Find the lines of the data below that include "baidu". Report their number only.

::: Task inputs :::

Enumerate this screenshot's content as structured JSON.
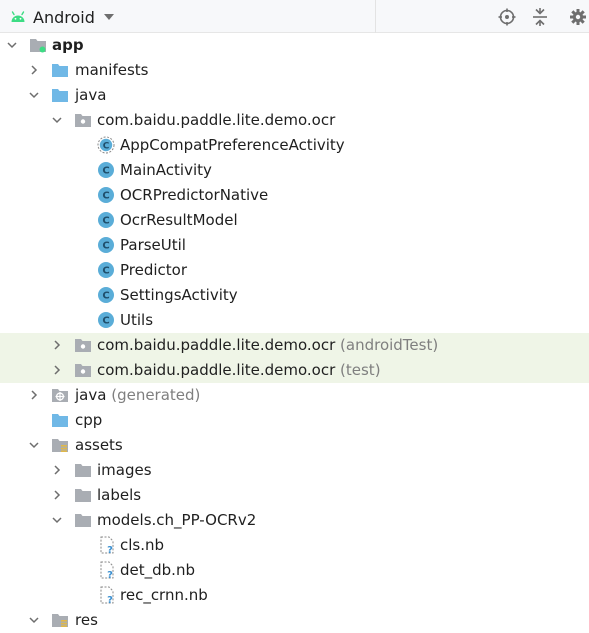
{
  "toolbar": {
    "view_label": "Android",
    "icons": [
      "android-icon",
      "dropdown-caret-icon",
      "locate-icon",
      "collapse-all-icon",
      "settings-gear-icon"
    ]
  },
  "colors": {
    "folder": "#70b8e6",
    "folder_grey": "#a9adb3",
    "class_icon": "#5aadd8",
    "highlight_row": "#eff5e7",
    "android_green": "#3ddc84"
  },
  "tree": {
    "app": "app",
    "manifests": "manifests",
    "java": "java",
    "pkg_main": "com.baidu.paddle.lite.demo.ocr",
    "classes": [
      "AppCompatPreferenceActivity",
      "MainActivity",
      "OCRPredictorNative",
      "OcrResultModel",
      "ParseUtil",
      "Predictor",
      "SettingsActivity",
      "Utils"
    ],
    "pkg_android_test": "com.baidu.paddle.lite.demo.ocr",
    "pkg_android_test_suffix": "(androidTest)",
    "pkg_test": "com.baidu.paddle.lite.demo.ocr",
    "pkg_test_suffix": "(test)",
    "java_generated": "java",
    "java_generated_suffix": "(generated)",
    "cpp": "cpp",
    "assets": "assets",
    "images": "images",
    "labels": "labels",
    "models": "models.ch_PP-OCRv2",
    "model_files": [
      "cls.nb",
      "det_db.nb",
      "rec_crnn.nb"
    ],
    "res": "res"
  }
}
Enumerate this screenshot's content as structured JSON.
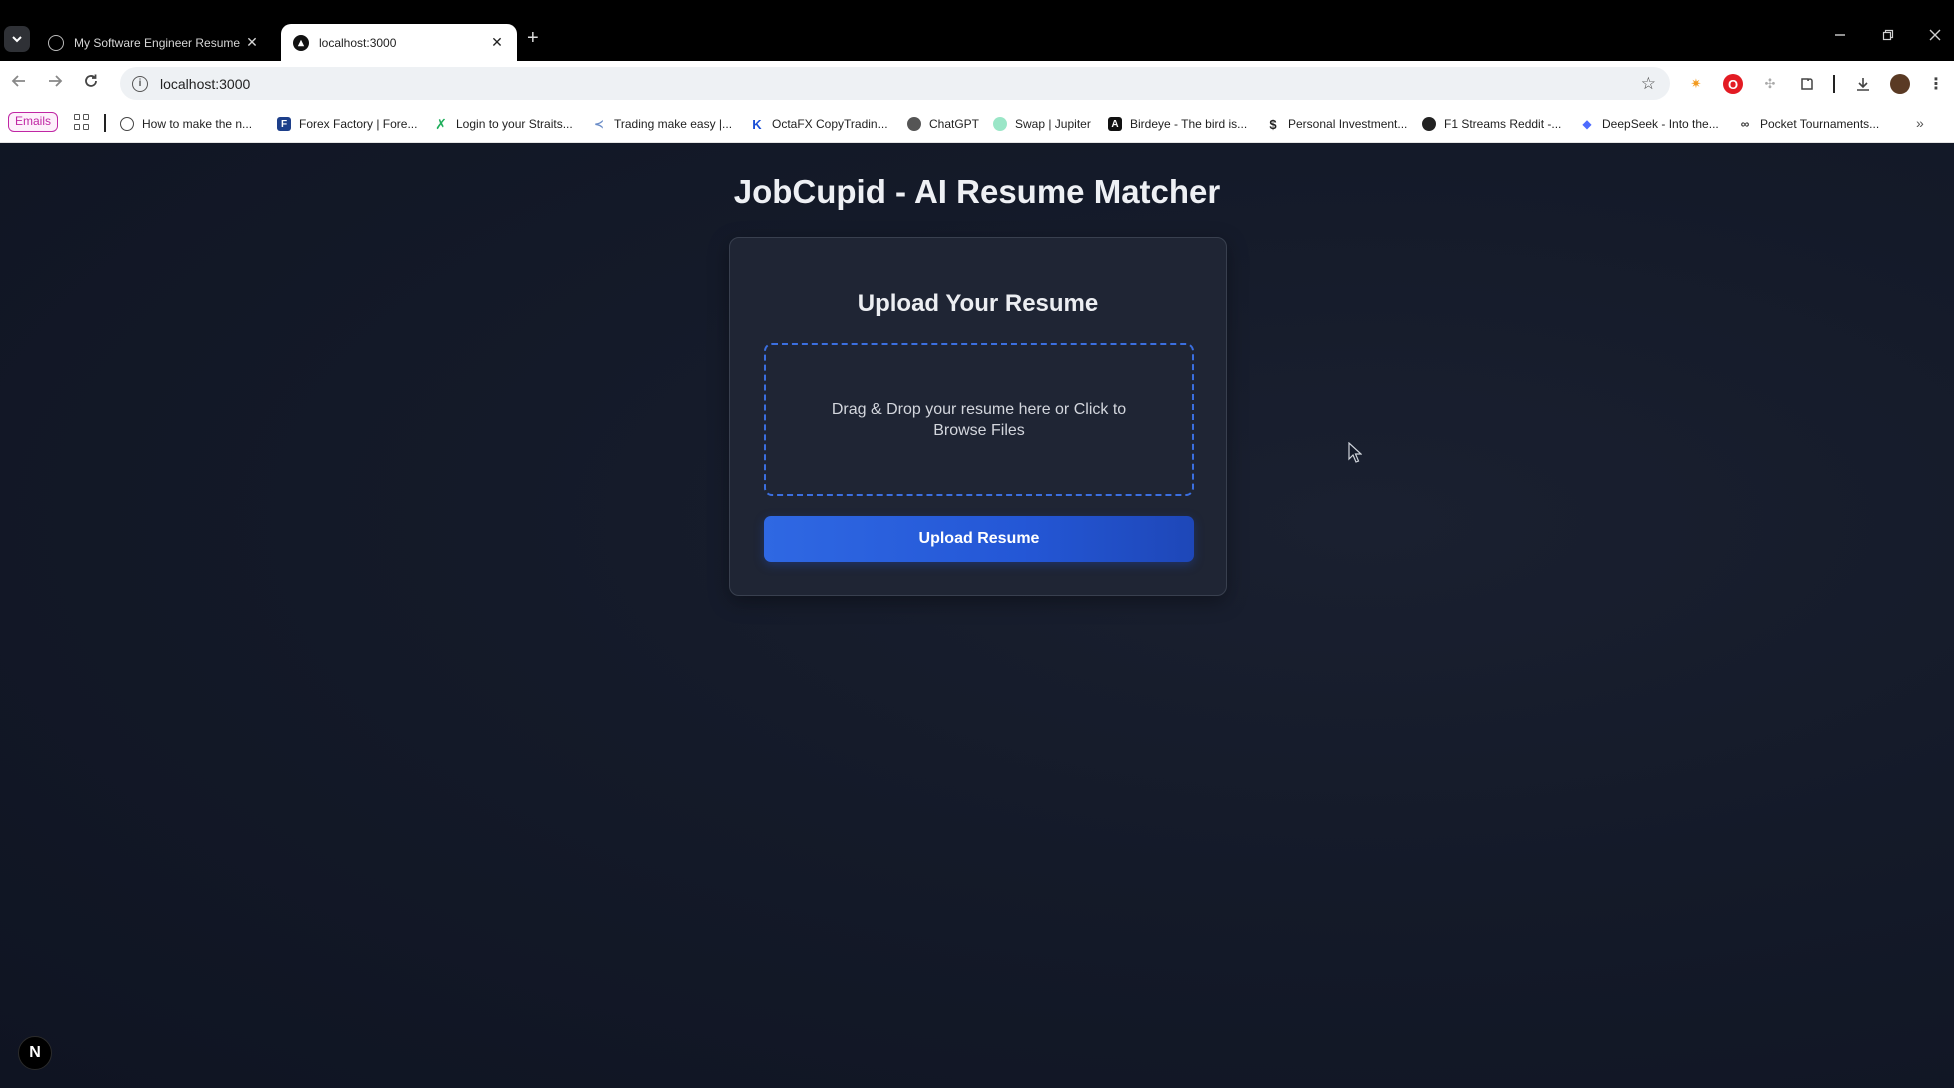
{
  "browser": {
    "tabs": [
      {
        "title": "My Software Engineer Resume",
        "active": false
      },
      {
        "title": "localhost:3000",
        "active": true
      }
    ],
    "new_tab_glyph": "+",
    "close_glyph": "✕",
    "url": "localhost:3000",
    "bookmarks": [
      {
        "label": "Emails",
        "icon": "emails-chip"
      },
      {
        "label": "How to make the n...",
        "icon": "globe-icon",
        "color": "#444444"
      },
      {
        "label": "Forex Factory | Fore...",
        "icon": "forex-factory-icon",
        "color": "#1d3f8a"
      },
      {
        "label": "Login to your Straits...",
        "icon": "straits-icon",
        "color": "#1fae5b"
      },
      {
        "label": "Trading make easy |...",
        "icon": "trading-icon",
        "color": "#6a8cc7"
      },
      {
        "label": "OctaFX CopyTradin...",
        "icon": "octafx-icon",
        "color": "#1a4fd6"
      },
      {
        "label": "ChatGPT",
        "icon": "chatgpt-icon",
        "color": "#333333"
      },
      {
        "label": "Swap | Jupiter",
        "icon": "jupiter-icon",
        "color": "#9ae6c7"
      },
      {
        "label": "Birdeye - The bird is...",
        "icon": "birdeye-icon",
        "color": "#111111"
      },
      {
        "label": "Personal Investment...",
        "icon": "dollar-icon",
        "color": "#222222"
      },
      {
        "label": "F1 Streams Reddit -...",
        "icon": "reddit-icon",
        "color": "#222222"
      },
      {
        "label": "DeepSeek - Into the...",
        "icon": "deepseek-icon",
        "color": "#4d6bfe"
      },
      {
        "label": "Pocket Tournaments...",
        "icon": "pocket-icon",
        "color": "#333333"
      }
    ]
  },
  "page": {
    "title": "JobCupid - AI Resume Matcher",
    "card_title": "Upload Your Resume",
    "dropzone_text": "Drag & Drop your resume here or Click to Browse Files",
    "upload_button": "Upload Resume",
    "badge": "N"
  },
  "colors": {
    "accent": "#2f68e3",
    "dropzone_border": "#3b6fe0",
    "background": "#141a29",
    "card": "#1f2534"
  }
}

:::

• Solution for this task: 3